top of page


Created in Collaboration with Tadhg Gorman

Jameson’s history has been interwoven with the country and culture of Ireland since the 18th century. Liquid amber and smooth to drink, the magic of Jameson has always been held in high regard, and continues to mark our special occasions and important discussions. Many things connect our country's history to its present, there are ties all around us, to those who came before us. But one significant tie - one golden tie - is our revere of Jameson, and the poetic history it holds worldwide. The connection is not merely the ‘drinking culture’ our country has inherited, but rather, the occasions and experiences our drinks share with us. We dance, sing, cry, laugh, and tell stories together while sharing a drink. One of those drinks has been Jameson since its creation, and will be Jameson in the future.

Chosen Soundtrack: The Humours of Whiskey, performed by Hozier

Have a Listen

*Animation images from 'Song of the Sea', animated by Cartoon Saloon*



An elderly man, and his two adult children (one boy, one girl), enter a traditional Irish pub, by the coast, on a stormy, grey night. 

SFX: Waves crashing, storm brewing


Inside the pub, the fire is roaring and the other patrons nod to the man and his children, with murmurs of greetings. The barman gives a friendly wave and a nod to the bottle of Jameson, with the elderly man replying with a smile.


The trio approach their table by the window, the firelight casting a warm amber glow over their chilled faces. The three take their coats off, and settle in, gentle trad music playing in the background for ambience. There are shots of the other patrons, smiling faces and jovial interactions with each other.



The camera returns to our family trio, now comfortable in their seats. The barman places three glasses of Jameson in front of them, patting the elderly man’s shoulder as he walks away.


Strikes on a bodhran are heard suddenly, as a group of musicians have set up in the pub for the night. Subtle notes to The Humours of Whiskey begin. The elderly man, looking out to the stormy waves begins to hum along to the tune, then singing the words himself, much to the joy of his children, who are smiling at him. His daughter grasps his hand, clearly affected by the pure moment.



We then focus back onto the elderly gentleman, who grasps his daughter's hand, and returns to looking at the sea, now singing the Irish sea shanty clearly, and beautifully (preferably in traditional sean-nos).


We are watching the waves crashing through the windows of the cozy pub, hearing the elderly man’s song, when suddenly, it is waves hitting against a porthole in a ship.


[The waves now mingled with animation, gradually the video advert becomes fully animated][Animation done by CartoonSaloon]

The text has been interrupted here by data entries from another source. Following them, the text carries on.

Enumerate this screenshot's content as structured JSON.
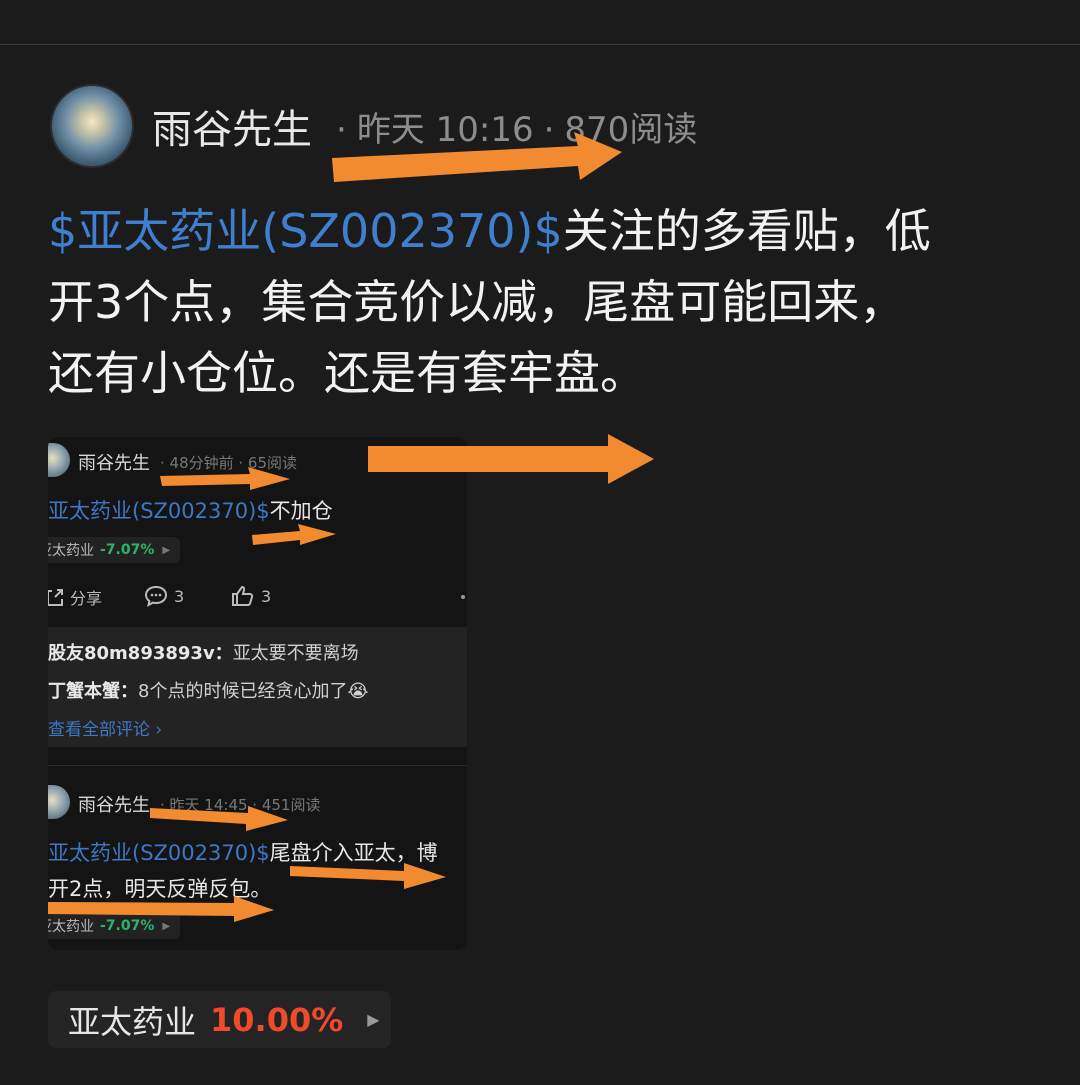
{
  "post": {
    "author": "雨谷先生",
    "time": "昨天 10:16",
    "reads": "870阅读",
    "stock_link": "$亚太药业(SZ002370)$",
    "text_line1": "关注的多看贴，低",
    "text_line2": "开3个点，集合竞价以减，尾盘可能回来，",
    "text_line3": "还有小仓位。还是有套牢盘。"
  },
  "embedded": {
    "post1": {
      "author": "雨谷先生",
      "meta": "· 48分钟前 · 65阅读",
      "stock_link": "亚太药业(SZ002370)$",
      "text": "不加仓",
      "tag_name": "亚太药业",
      "tag_pct": "-7.07%",
      "share": "分享",
      "comment_count": "3",
      "like_count": "3"
    },
    "comments": [
      {
        "user": "股友80m893893v：",
        "text": "亚太要不要离场"
      },
      {
        "user": "丁蟹本蟹：",
        "text": "8个点的时候已经贪心加了😭"
      }
    ],
    "view_all": "查看全部评论",
    "post2": {
      "author": "雨谷先生",
      "meta": "· 昨天 14:45 · 451阅读",
      "stock_link": "亚太药业(SZ002370)$",
      "text_line1": "尾盘介入亚太，博",
      "text_line2": "开2点，明天反弹反包。",
      "tag_name": "亚太药业",
      "tag_pct": "-7.07%"
    }
  },
  "stock_tag": {
    "name": "亚太药业",
    "pct": "10.00%"
  },
  "colors": {
    "background": "#1b1b1b",
    "link": "#3f7fd0",
    "up": "#f04a2a",
    "down": "#2fb36a",
    "arrow": "#f28a30"
  }
}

[Full animation] We are transported to an Irish sailor (potentially fishermen), in the lower decks of a ship, (late 17th century, 1600s - the era of Pirate Queen Grainne Mhaol (O’Malley)).


There are candles creating a soft amber glow, like the pub, but this time it is darker. The camera pans around the lower-deck, ambiently lit. The focus is now on a group of Irish sailors, sitting at a candle-lit table, with one playing bodhran. The song has continued to play behind this new scene, this time it is Hozier’s voice, instead of the elderly man’s, singing The Humours of Whiskey.


The sailors are interacting with each other, laughing and singing the song. The camera then focuses on one man, looking through the porthole out to the stormy sea, reminiscent of the elderly man in the pub. The sailor turns to his companions, and clearly instructs them to raise their glasses (we see now clearly, filled with Jameson whiskey).

As the camera focuses on the jovial sailors raising their glasses, presumably to the sea and her mysteries, we are suddenly taken back to the pub.[Animation now gradually returning to live-action]



The glasses being raised are now the elderly man and his children. The elderly man is now finishing his version of The Humours of Whiskey, with the concluding lines being “if lightning and thunder, was made from the plunder of Whiskey me’ boys.”


The music softly fades out with these lines, and the camera is focused on the three glasses of Jameson, now on the table with a beautifully animated fire and background, with a live-action bottle of Jameson as the focus. A soft, Irish voiced, voiceover (preferably Hozier) says the lines;

 “Jameson, a taste so timeless, it became tradition.”

bottom of page